7. Speed-the Plow, The Mamet Repertory.
The American Theater Company is opening their 2010-11 season with Speed-the-Plow, written by David Mamet and directed by Rick Snyder. It’s Hollywood, 1985, two movie producers hit meltdown when their idealistic secretary turns the table on their plans to make the next blockbuster. This Mamet play cracks open the ultimate choice for any artist in America: social change or financial gain. Previews, September 9-September 19. $10 rush tickets at the door, or reserved seats $30, regular run; Thursdays and matinees, $35; Friday and Saturday evenings, $40. Box office 773 409 4125.
8. Romeo and Juliet.

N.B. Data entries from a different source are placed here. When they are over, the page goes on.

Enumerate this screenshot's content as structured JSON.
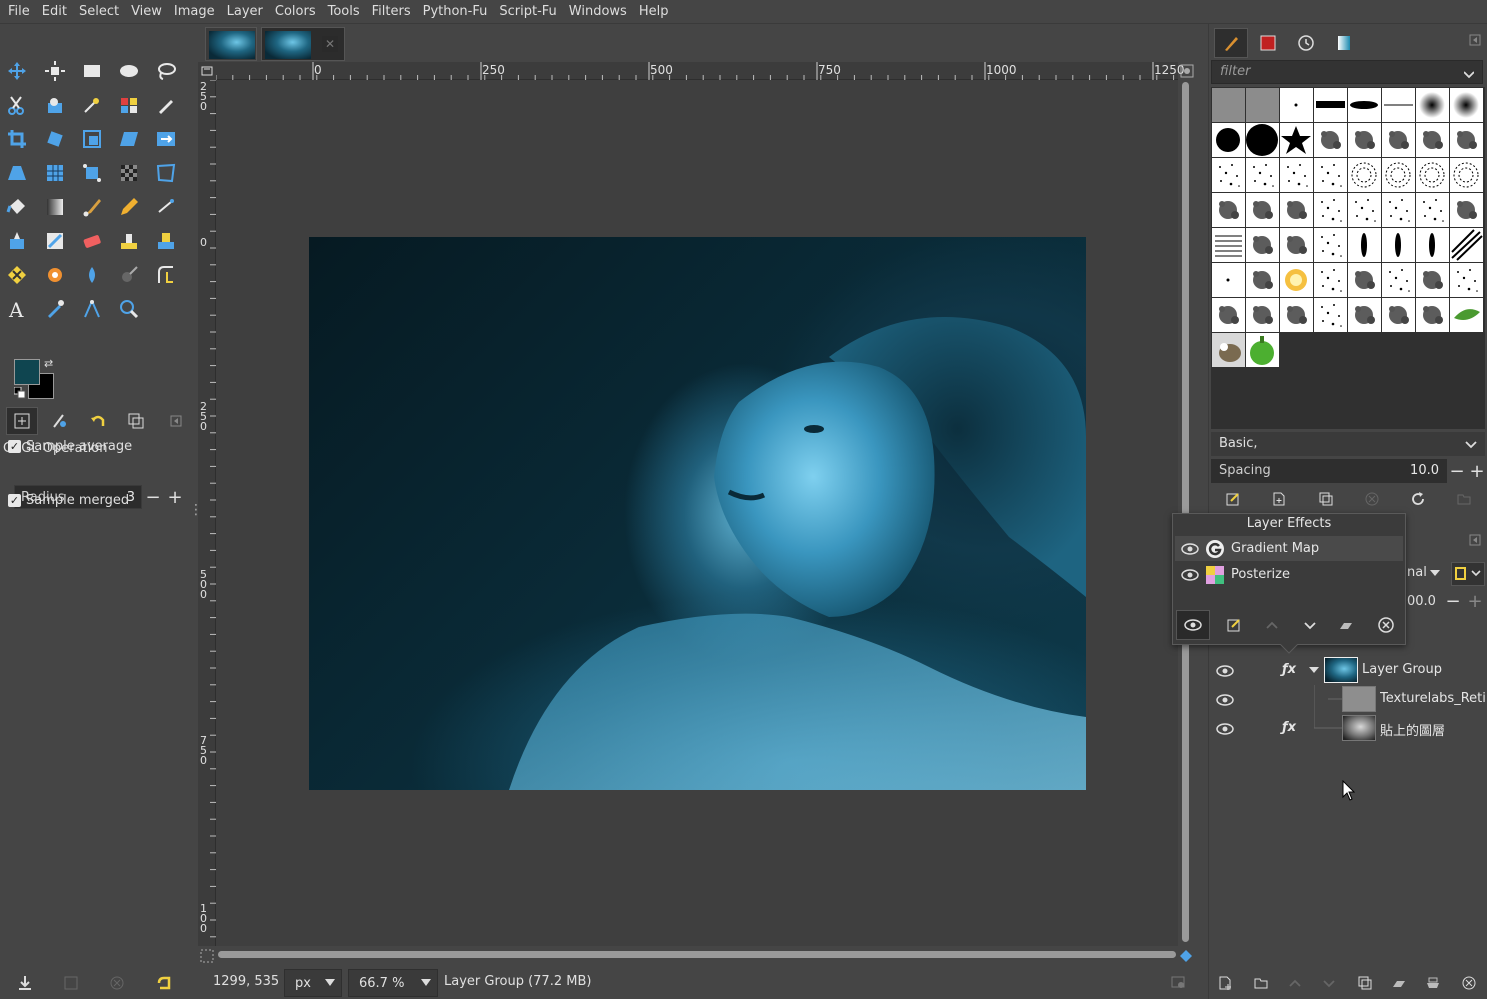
{
  "menubar": [
    "File",
    "Edit",
    "Select",
    "View",
    "Image",
    "Layer",
    "Colors",
    "Tools",
    "Filters",
    "Python-Fu",
    "Script-Fu",
    "Windows",
    "Help"
  ],
  "colors": {
    "foreground": "#0f4550",
    "background": "#000000",
    "accent": "#3d8fd8"
  },
  "tool_options": {
    "title": "GEGL Operation",
    "sample_average_label": "Sample average",
    "radius_label": "Radius",
    "radius_value": "3",
    "sample_merged_label": "Sample merged"
  },
  "rulers": {
    "top": [
      "0",
      "250",
      "500",
      "750",
      "1000",
      "1250"
    ],
    "left": [
      "250",
      "0",
      "250",
      "500",
      "750",
      "100"
    ]
  },
  "statusbar": {
    "coords": "1299, 535",
    "unit": "px",
    "zoom": "66.7 %",
    "message": "Layer Group (77.2 MB)"
  },
  "brushes": {
    "filter_placeholder": "filter",
    "preset": "Basic,",
    "spacing_label": "Spacing",
    "spacing_value": "10.0"
  },
  "layer_effects": {
    "title": "Layer Effects",
    "items": [
      {
        "name": "Gradient Map"
      },
      {
        "name": "Posterize"
      }
    ]
  },
  "layers_partial": {
    "mode_fragment": "nal",
    "opacity_fragment": "00.0"
  },
  "layers": [
    {
      "name": "Layer Group",
      "has_fx": true
    },
    {
      "name": "Texturelabs_Reticu",
      "has_fx": false
    },
    {
      "name": "貼上的圖層",
      "has_fx": true
    }
  ]
}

The wonderful Chicago Shakespeare Theater, designed after London’s Globe Theatre (1599), is the perfect place to see a Shakespeare play. World-renowned Australian director Gale Edwards, whose work has been seen at the Royal Shakespeare Company and across America will be making her CST debut with this celebrated love story. Previews; September 15-21; Regular run: September 22 through November 29.
9. Louis Slotin Sonata.

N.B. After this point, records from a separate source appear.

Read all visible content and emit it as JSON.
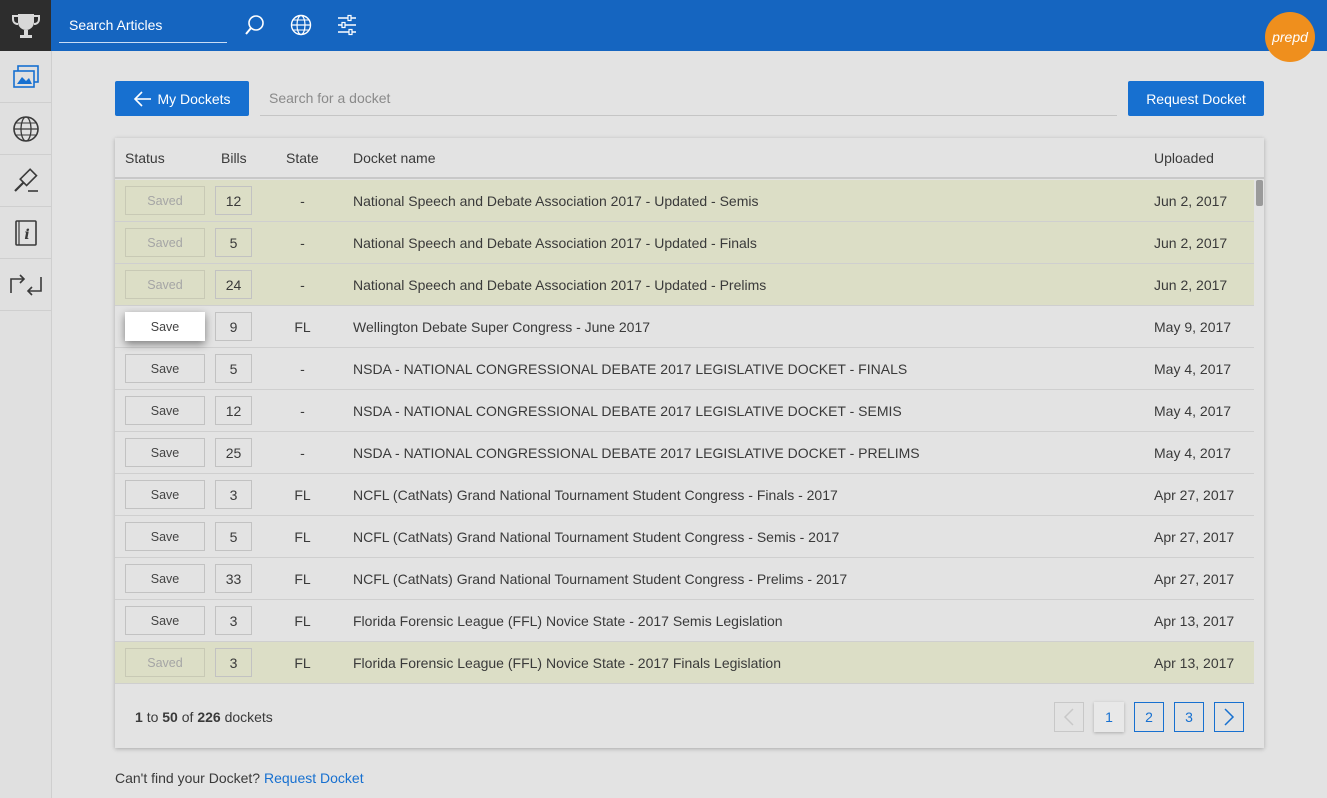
{
  "topbar": {
    "search_placeholder": "Search Articles",
    "icons": [
      "trophy-icon",
      "search-icon",
      "globe-icon",
      "sliders-icon"
    ],
    "avatar_text": "prepd",
    "brand_color": "#1565c0",
    "avatar_color": "#ef8f1d"
  },
  "sidebar": {
    "items": [
      "dockets-icon",
      "globe-icon",
      "gavel-icon",
      "info-book-icon",
      "swap-arrows-icon"
    ]
  },
  "toolbar": {
    "back_label": "My Dockets",
    "search_placeholder": "Search for a docket",
    "request_label": "Request Docket"
  },
  "table": {
    "headers": {
      "status": "Status",
      "bills": "Bills",
      "state": "State",
      "name": "Docket name",
      "uploaded": "Uploaded"
    },
    "rows": [
      {
        "status": "Saved",
        "bills": "12",
        "state": "-",
        "name": "National Speech and Debate Association 2017 - Updated - Semis",
        "uploaded": "Jun 2, 2017"
      },
      {
        "status": "Saved",
        "bills": "5",
        "state": "-",
        "name": "National Speech and Debate Association 2017 - Updated - Finals",
        "uploaded": "Jun 2, 2017"
      },
      {
        "status": "Saved",
        "bills": "24",
        "state": "-",
        "name": "National Speech and Debate Association 2017 - Updated - Prelims",
        "uploaded": "Jun 2, 2017"
      },
      {
        "status": "Save",
        "bills": "9",
        "state": "FL",
        "name": "Wellington Debate Super Congress - June 2017",
        "uploaded": "May 9, 2017"
      },
      {
        "status": "Save",
        "bills": "5",
        "state": "-",
        "name": "NSDA - NATIONAL CONGRESSIONAL DEBATE 2017 LEGISLATIVE DOCKET - FINALS",
        "uploaded": "May 4, 2017"
      },
      {
        "status": "Save",
        "bills": "12",
        "state": "-",
        "name": "NSDA - NATIONAL CONGRESSIONAL DEBATE 2017 LEGISLATIVE DOCKET - SEMIS",
        "uploaded": "May 4, 2017"
      },
      {
        "status": "Save",
        "bills": "25",
        "state": "-",
        "name": "NSDA - NATIONAL CONGRESSIONAL DEBATE 2017 LEGISLATIVE DOCKET - PRELIMS",
        "uploaded": "May 4, 2017"
      },
      {
        "status": "Save",
        "bills": "3",
        "state": "FL",
        "name": "NCFL (CatNats) Grand National Tournament Student Congress - Finals - 2017",
        "uploaded": "Apr 27, 2017"
      },
      {
        "status": "Save",
        "bills": "5",
        "state": "FL",
        "name": "NCFL (CatNats) Grand National Tournament Student Congress - Semis - 2017",
        "uploaded": "Apr 27, 2017"
      },
      {
        "status": "Save",
        "bills": "33",
        "state": "FL",
        "name": "NCFL (CatNats) Grand National Tournament Student Congress - Prelims - 2017",
        "uploaded": "Apr 27, 2017"
      },
      {
        "status": "Save",
        "bills": "3",
        "state": "FL",
        "name": "Florida Forensic League (FFL) Novice State - 2017 Semis Legislation",
        "uploaded": "Apr 13, 2017"
      },
      {
        "status": "Saved",
        "bills": "3",
        "state": "FL",
        "name": "Florida Forensic League (FFL) Novice State - 2017 Finals Legislation",
        "uploaded": "Apr 13, 2017"
      }
    ]
  },
  "pagination": {
    "from": "1",
    "to_word": "to",
    "to": "50",
    "of_word": "of",
    "total": "226",
    "unit": "dockets",
    "pages": [
      "1",
      "2",
      "3"
    ],
    "current_page": "1"
  },
  "footer": {
    "text": "Can't find your Docket?",
    "link": "Request Docket"
  }
}
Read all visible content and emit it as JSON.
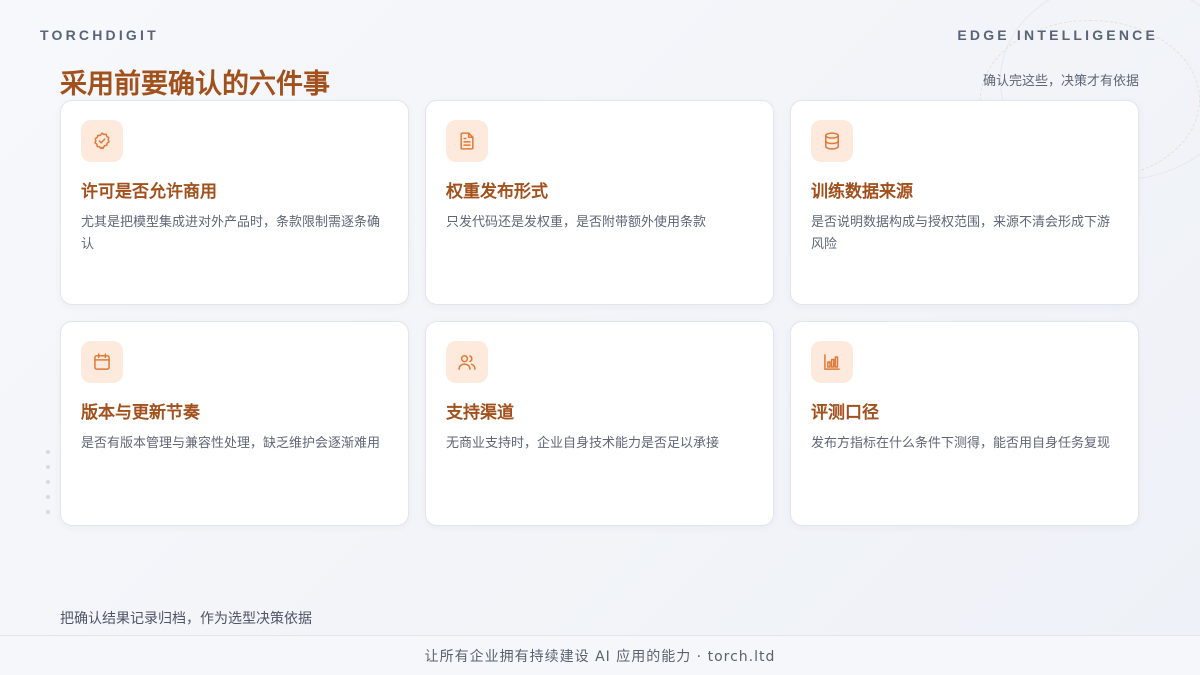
{
  "header": {
    "brand_left": "TORCHDIGIT",
    "brand_right": "EDGE INTELLIGENCE"
  },
  "main": {
    "title": "采用前要确认的六件事",
    "subtitle": "确认完这些，决策才有依据",
    "cards": [
      {
        "icon": "badge-check-icon",
        "title": "许可是否允许商用",
        "desc": "尤其是把模型集成进对外产品时，条款限制需逐条确认"
      },
      {
        "icon": "document-icon",
        "title": "权重发布形式",
        "desc": "只发代码还是发权重，是否附带额外使用条款"
      },
      {
        "icon": "database-icon",
        "title": "训练数据来源",
        "desc": "是否说明数据构成与授权范围，来源不清会形成下游风险"
      },
      {
        "icon": "calendar-icon",
        "title": "版本与更新节奏",
        "desc": "是否有版本管理与兼容性处理，缺乏维护会逐渐难用"
      },
      {
        "icon": "users-icon",
        "title": "支持渠道",
        "desc": "无商业支持时，企业自身技术能力是否足以承接"
      },
      {
        "icon": "bar-chart-icon",
        "title": "评测口径",
        "desc": "发布方指标在什么条件下测得，能否用自身任务复现"
      }
    ]
  },
  "footer": {
    "note": "把确认结果记录归档，作为选型决策依据",
    "tagline": "让所有企业拥有持续建设 AI 应用的能力 · torch.ltd"
  },
  "colors": {
    "accent": "#a2501c",
    "icon_bg": "#fdeadc",
    "icon_stroke": "#e07a3a"
  }
}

The Red Orchid Theatre, an Old Town staple (since 1993), has received impressive credits for taking on works from new playwrights around the world–and recently received Jeff nominations for best production and ensemble for Abigail’s Party. The new play, Louis Slotin Sonata, explores a hand-slip by Louis Slotin, the chief bomb builder at Los Alamos at 3:20p.m. on Tuesday, May 21, 1946. With a structure inspired by classical music’s sonata allegro form, the play traces the true story of a brilliant scientist’s last nine days, as his body and mind gradually succumb to the chaos wrecked by radiation. Previews, $15, September 10-12; Regular Run, $25, Thursdays, $30, Fridays through Sundays, September 13-October 24. 1531 N. Wells.
Already opened, the TimeLine production of this actual event from history, the 1970’s Frost/Nixon television interviews has received 3-and-a-half to 4 stars by critics who have reviewed the show. Terry Hamilton, as Nixon, is perhaps the best actor who has played the role, including Frank Langella who was Nixon in the 2008 movie version. The production also employs exciting video techniques that enhance the emotional appeal of the show. Put this on your must do list for fall. Tickets $28 (Wednesday-Friday) or $38 (Saturday and Sunday). 773 281 8463, ext. 24. 615 W. Wellington. Ave., inside the Wellington Avenue United Church of Christ building.
Filed under: Theater in Chicago